▶ Your task:
Set down the complete data exactly as it appears below.

▶ Data extracts:

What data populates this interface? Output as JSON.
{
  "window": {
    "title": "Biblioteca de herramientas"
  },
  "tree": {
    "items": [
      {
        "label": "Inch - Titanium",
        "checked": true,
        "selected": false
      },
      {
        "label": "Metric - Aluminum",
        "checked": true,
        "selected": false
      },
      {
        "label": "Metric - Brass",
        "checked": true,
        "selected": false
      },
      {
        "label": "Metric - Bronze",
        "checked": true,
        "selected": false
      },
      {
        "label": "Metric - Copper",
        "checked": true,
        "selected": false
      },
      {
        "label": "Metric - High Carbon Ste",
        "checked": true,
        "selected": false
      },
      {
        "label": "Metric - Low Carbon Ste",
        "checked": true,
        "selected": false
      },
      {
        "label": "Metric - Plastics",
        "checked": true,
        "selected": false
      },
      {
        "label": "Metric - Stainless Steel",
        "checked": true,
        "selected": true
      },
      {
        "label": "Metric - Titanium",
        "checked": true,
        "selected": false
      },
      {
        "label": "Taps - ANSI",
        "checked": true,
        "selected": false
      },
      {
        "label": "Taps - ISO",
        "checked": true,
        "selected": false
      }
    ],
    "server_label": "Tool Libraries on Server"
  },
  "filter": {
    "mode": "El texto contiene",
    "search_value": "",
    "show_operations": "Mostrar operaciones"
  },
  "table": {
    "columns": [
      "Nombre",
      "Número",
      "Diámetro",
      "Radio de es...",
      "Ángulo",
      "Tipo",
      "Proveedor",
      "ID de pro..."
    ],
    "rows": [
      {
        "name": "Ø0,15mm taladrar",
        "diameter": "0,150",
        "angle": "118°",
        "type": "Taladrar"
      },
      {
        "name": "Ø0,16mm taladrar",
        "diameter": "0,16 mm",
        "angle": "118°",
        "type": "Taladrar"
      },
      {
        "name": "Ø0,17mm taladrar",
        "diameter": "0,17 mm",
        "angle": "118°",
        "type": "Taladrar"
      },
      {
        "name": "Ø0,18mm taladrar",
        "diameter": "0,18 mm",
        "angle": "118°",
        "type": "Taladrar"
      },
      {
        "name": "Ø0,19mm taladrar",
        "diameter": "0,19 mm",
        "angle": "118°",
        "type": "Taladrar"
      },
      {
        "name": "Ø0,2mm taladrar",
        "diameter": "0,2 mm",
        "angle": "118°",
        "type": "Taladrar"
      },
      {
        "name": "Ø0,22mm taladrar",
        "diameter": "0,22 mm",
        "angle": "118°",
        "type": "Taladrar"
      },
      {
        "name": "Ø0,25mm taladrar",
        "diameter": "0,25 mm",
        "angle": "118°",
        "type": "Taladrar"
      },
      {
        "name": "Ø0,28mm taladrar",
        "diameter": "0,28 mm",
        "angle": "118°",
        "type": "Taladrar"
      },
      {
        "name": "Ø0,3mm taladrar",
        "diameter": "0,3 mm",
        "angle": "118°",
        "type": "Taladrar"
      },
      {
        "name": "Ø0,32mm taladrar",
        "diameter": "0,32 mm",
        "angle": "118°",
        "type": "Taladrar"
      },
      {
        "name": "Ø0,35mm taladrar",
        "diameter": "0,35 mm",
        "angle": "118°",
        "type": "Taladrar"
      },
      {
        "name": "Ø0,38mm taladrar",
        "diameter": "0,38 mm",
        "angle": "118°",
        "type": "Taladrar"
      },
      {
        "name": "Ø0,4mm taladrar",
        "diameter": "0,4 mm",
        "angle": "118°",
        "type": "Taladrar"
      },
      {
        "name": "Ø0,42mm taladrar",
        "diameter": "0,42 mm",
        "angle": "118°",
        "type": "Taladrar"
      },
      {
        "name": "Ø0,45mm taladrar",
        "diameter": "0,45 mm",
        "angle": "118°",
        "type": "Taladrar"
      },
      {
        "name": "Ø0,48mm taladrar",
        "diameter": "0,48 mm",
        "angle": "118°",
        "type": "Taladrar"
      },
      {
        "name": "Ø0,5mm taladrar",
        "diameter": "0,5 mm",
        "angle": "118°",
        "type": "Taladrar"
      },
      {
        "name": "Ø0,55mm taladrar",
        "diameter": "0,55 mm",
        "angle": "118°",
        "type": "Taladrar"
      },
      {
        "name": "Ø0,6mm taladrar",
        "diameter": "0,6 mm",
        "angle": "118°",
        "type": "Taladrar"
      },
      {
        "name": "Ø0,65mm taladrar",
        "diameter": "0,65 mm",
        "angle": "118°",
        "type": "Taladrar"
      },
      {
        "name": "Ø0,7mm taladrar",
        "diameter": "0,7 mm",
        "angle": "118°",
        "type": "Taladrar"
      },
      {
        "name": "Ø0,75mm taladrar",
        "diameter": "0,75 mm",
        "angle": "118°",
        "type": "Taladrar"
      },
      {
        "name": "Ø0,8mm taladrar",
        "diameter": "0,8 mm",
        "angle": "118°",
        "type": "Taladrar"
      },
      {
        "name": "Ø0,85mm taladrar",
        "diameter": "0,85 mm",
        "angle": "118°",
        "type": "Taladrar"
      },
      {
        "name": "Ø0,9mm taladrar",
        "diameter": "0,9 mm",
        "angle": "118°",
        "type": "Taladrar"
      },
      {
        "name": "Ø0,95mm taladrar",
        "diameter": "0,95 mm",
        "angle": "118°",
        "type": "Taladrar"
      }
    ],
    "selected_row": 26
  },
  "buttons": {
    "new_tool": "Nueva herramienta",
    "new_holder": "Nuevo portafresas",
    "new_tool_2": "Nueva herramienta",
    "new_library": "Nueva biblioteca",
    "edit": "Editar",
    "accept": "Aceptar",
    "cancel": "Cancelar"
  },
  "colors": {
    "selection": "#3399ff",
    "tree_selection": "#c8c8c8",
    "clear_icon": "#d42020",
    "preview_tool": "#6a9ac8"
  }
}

▶ Problem solution:
What data populates this interface? Output as JSON.
{
  "window": {
    "title": "Biblioteca de herramientas"
  },
  "tree": {
    "items": [
      {
        "label": "Inch - Titanium",
        "checked": true,
        "selected": false
      },
      {
        "label": "Metric - Aluminum",
        "checked": true,
        "selected": false
      },
      {
        "label": "Metric - Brass",
        "checked": true,
        "selected": false
      },
      {
        "label": "Metric - Bronze",
        "checked": true,
        "selected": false
      },
      {
        "label": "Metric - Copper",
        "checked": true,
        "selected": false
      },
      {
        "label": "Metric - High Carbon Ste",
        "checked": true,
        "selected": false
      },
      {
        "label": "Metric - Low Carbon Ste",
        "checked": true,
        "selected": false
      },
      {
        "label": "Metric - Plastics",
        "checked": true,
        "selected": false
      },
      {
        "label": "Metric - Stainless Steel",
        "checked": true,
        "selected": true
      },
      {
        "label": "Metric - Titanium",
        "checked": true,
        "selected": false
      },
      {
        "label": "Taps - ANSI",
        "checked": true,
        "selected": false
      },
      {
        "label": "Taps - ISO",
        "checked": true,
        "selected": false
      }
    ],
    "server_label": "Tool Libraries on Server"
  },
  "filter": {
    "mode": "El texto contiene",
    "search_value": "",
    "show_operations": "Mostrar operaciones"
  },
  "table": {
    "columns": [
      "Nombre",
      "Número",
      "Diámetro",
      "Radio de es...",
      "Ángulo",
      "Tipo",
      "Proveedor",
      "ID de pro..."
    ],
    "rows": [
      {
        "name": "Ø0,15mm taladrar",
        "diameter": "0,150",
        "angle": "118°",
        "type": "Taladrar"
      },
      {
        "name": "Ø0,16mm taladrar",
        "diameter": "0,16 mm",
        "angle": "118°",
        "type": "Taladrar"
      },
      {
        "name": "Ø0,17mm taladrar",
        "diameter": "0,17 mm",
        "angle": "118°",
        "type": "Taladrar"
      },
      {
        "name": "Ø0,18mm taladrar",
        "diameter": "0,18 mm",
        "angle": "118°",
        "type": "Taladrar"
      },
      {
        "name": "Ø0,19mm taladrar",
        "diameter": "0,19 mm",
        "angle": "118°",
        "type": "Taladrar"
      },
      {
        "name": "Ø0,2mm taladrar",
        "diameter": "0,2 mm",
        "angle": "118°",
        "type": "Taladrar"
      },
      {
        "name": "Ø0,22mm taladrar",
        "diameter": "0,22 mm",
        "angle": "118°",
        "type": "Taladrar"
      },
      {
        "name": "Ø0,25mm taladrar",
        "diameter": "0,25 mm",
        "angle": "118°",
        "type": "Taladrar"
      },
      {
        "name": "Ø0,28mm taladrar",
        "diameter": "0,28 mm",
        "angle": "118°",
        "type": "Taladrar"
      },
      {
        "name": "Ø0,3mm taladrar",
        "diameter": "0,3 mm",
        "angle": "118°",
        "type": "Taladrar"
      },
      {
        "name": "Ø0,32mm taladrar",
        "diameter": "0,32 mm",
        "angle": "118°",
        "type": "Taladrar"
      },
      {
        "name": "Ø0,35mm taladrar",
        "diameter": "0,35 mm",
        "angle": "118°",
        "type": "Taladrar"
      },
      {
        "name": "Ø0,38mm taladrar",
        "diameter": "0,38 mm",
        "angle": "118°",
        "type": "Taladrar"
      },
      {
        "name": "Ø0,4mm taladrar",
        "diameter": "0,4 mm",
        "angle": "118°",
        "type": "Taladrar"
      },
      {
        "name": "Ø0,42mm taladrar",
        "diameter": "0,42 mm",
        "angle": "118°",
        "type": "Taladrar"
      },
      {
        "name": "Ø0,45mm taladrar",
        "diameter": "0,45 mm",
        "angle": "118°",
        "type": "Taladrar"
      },
      {
        "name": "Ø0,48mm taladrar",
        "diameter": "0,48 mm",
        "angle": "118°",
        "type": "Taladrar"
      },
      {
        "name": "Ø0,5mm taladrar",
        "diameter": "0,5 mm",
        "angle": "118°",
        "type": "Taladrar"
      },
      {
        "name": "Ø0,55mm taladrar",
        "diameter": "0,55 mm",
        "angle": "118°",
        "type": "Taladrar"
      },
      {
        "name": "Ø0,6mm taladrar",
        "diameter": "0,6 mm",
        "angle": "118°",
        "type": "Taladrar"
      },
      {
        "name": "Ø0,65mm taladrar",
        "diameter": "0,65 mm",
        "angle": "118°",
        "type": "Taladrar"
      },
      {
        "name": "Ø0,7mm taladrar",
        "diameter": "0,7 mm",
        "angle": "118°",
        "type": "Taladrar"
      },
      {
        "name": "Ø0,75mm taladrar",
        "diameter": "0,75 mm",
        "angle": "118°",
        "type": "Taladrar"
      },
      {
        "name": "Ø0,8mm taladrar",
        "diameter": "0,8 mm",
        "angle": "118°",
        "type": "Taladrar"
      },
      {
        "name": "Ø0,85mm taladrar",
        "diameter": "0,85 mm",
        "angle": "118°",
        "type": "Taladrar"
      },
      {
        "name": "Ø0,9mm taladrar",
        "diameter": "0,9 mm",
        "angle": "118°",
        "type": "Taladrar"
      },
      {
        "name": "Ø0,95mm taladrar",
        "diameter": "0,95 mm",
        "angle": "118°",
        "type": "Taladrar"
      }
    ],
    "selected_row": 26
  },
  "buttons": {
    "new_tool": "Nueva herramienta",
    "new_holder": "Nuevo portafresas",
    "new_tool_2": "Nueva herramienta",
    "new_library": "Nueva biblioteca",
    "edit": "Editar",
    "accept": "Aceptar",
    "cancel": "Cancelar"
  },
  "colors": {
    "selection": "#3399ff",
    "tree_selection": "#c8c8c8",
    "clear_icon": "#d42020",
    "preview_tool": "#6a9ac8"
  }
}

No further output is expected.